Finance Minister Makis Keravnos

Minister tells banks to cut lending rates

2 mins read

Finance Minister Makis Keravnos has told Cyprus banks to lower their interest rates on loans in a bid to get ahead of a possible new toxic loan crisis for the banking sector, driven by rising borrowing rates.

Keravnos told MPs at the House Finance Committee on Monday that he has written to the Cypriot banks urging them to cut interest rates on housing loans, bring down bank charges and increase rates on deposits.

He also asked the banks to prepare lists of loans issued to strategic defaulters.

He added that the finance ministry and the Central Bank of Cyprus have called on local banking institutions to take pre-emptive measures.

Keravnos said that, just like the Governor of the Central Bank, Constantinos Herodotou, he too has urged banks to manage customer loans which are on the verge of becoming a non-performing loan  (NPL), as effectively as possible, with sustainable restructuring where needed.

The ministry is also mulling ways to increase the monitoring powers of the Financial Commissioner.

Welcoming a recent House decision not to renew a freeze on foreclosures, the minister said that while foreclosures should be a pressure tool on strategic defaulters, banks and credit acquiring companies should act responsibly.

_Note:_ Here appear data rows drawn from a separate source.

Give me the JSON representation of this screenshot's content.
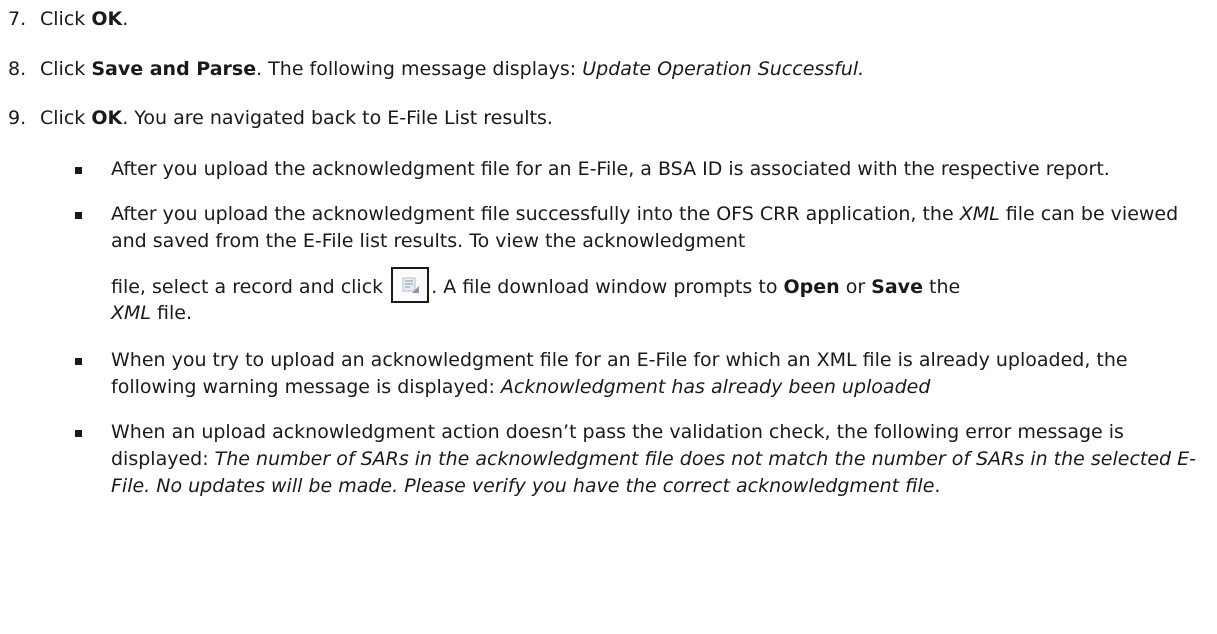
{
  "steps": [
    {
      "num": "7.",
      "pre": "Click ",
      "bold": "OK",
      "post": "."
    },
    {
      "num": "8.",
      "pre": "Click ",
      "bold": "Save and Parse",
      "mid": ". The following message displays: ",
      "italic": "Update Operation Successful."
    },
    {
      "num": "9.",
      "pre": "Click ",
      "bold": "OK",
      "post": ". You are navigated back to E-File List results."
    }
  ],
  "bullets": {
    "b1": {
      "text": "After you upload the acknowledgment file for an E-File, a BSA ID is associated with the respective report."
    },
    "b2": {
      "t1": "After you upload the acknowledgment file successfully into the OFS CRR application, the ",
      "i1": "XML",
      "t2": " file can be viewed and saved from the E-File list results. To view the acknowledgment",
      "t3": "file, select a record and click ",
      "t4": ". A file download window prompts to ",
      "b_open": "Open",
      "t5": " or ",
      "b_save": "Save",
      "t6": " the",
      "i2": "XML",
      "t7": " file.",
      "icon": "view-acknowledgment-icon"
    },
    "b3": {
      "t1": "When you try to upload an acknowledgment file for an E-File for which an XML file is already uploaded, the following warning message is displayed: ",
      "i1": "Acknowledgment has already been uploaded"
    },
    "b4": {
      "t1": "When an upload acknowledgment action doesn’t pass the validation check, the following error message is displayed: ",
      "i1": "The number of SARs in the acknowledgment file does not match the number of SARs in the selected E-File. No updates will be made. Please verify you have the correct acknowledgment file",
      "t2": "."
    }
  }
}
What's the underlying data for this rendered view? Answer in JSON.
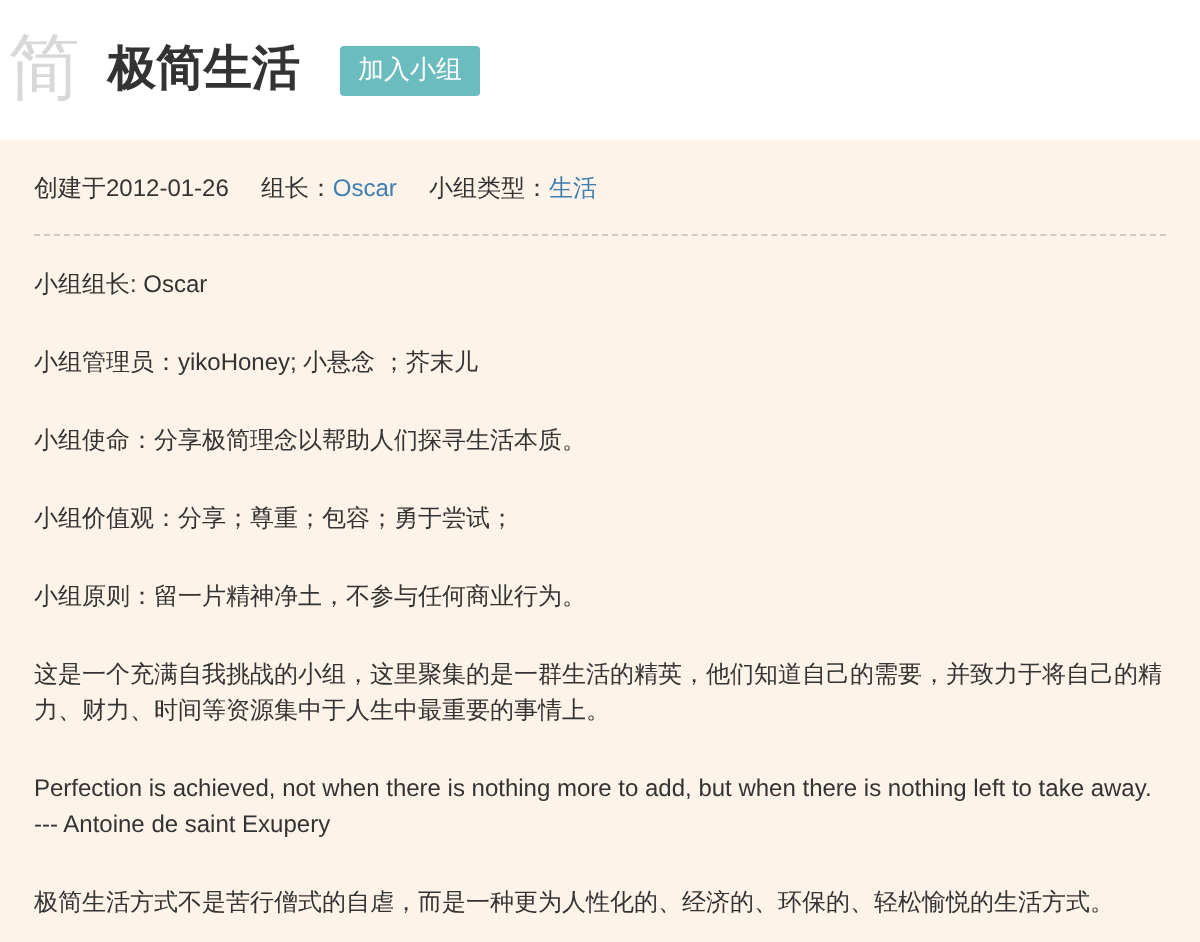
{
  "header": {
    "logo_char": "简",
    "title": "极简生活",
    "join_button": "加入小组"
  },
  "meta": {
    "created": "创建于2012-01-26",
    "leader_label": "组长：",
    "leader": "Oscar",
    "type_label": "小组类型：",
    "type": "生活"
  },
  "paragraphs": [
    "小组组长: Oscar",
    "小组管理员：yikoHoney; 小悬念 ；芥末儿",
    "小组使命：分享极简理念以帮助人们探寻生活本质。",
    "小组价值观：分享；尊重；包容；勇于尝试；",
    "小组原则：留一片精神净土，不参与任何商业行为。",
    "这是一个充满自我挑战的小组，这里聚集的是一群生活的精英，他们知道自己的需要，并致力于将自己的精力、财力、时间等资源集中于人生中最重要的事情上。",
    "Perfection is achieved, not when there is nothing more to add, but when there is nothing left to take away. --- Antoine de saint Exupery",
    "极简生活方式不是苦行僧式的自虐，而是一种更为人性化的、经济的、环保的、轻松愉悦的生活方式。"
  ]
}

“We are not begging the banks and credit acquiring companies, but we are making suggestions, and we deem it necessary we will proceed with legislative amendments,” said Keravnos.

The Finance Minister said he gave clear instructions to banks to address rising interest rates, increasing pressure on households already cornered by the hiking cost of living.

Banks were advised to restructure loans by borrowers in a tight spot, as long as they can still meet instalments, rather than wait until they are deemed an NPL.

The governor called for timely measures to prevent harmful impacts on the economy.

With its latest intervention on March 16, the European Central Bank raised interest rates for the sixth time since last July, up by 0.5% to 3.5%, with markets now expecting further hikes of 75 bps before the end of summer.

Monthly mortgage instalment

In real terms, the increase has seen monthly mortgage instalments rise by several hundred euros.

The average mortgage interest rate in July was 2.5%, and the maximum could reach 3%.

Thus, if someone had taken out a loan of €200,000 last summer with a repayment period of 20 years, their instalment would have been €1,060.

However, since the ECB has increased rates, mortgage rates in Cyprus are now close to 6%.

With most housing loans issued with a flexible interest rate regulated by the market, the monthly payment for a €200,000 loan has increased by €345.

When it comes to deposit rates, Cypriots banks offer the lowest rates in the Eurozone.

Following ECB’s latest decision, the interest on refinancing operations stood at 3.5% and for deposits at 3%.

However, Cyprus banks have been under pressure from EU authorities, as ECB data shows they offer their customers the lowest savings rates, with critics going as far as calling them greedy.

The interest rate on deposits of up to one year is around 0.24%.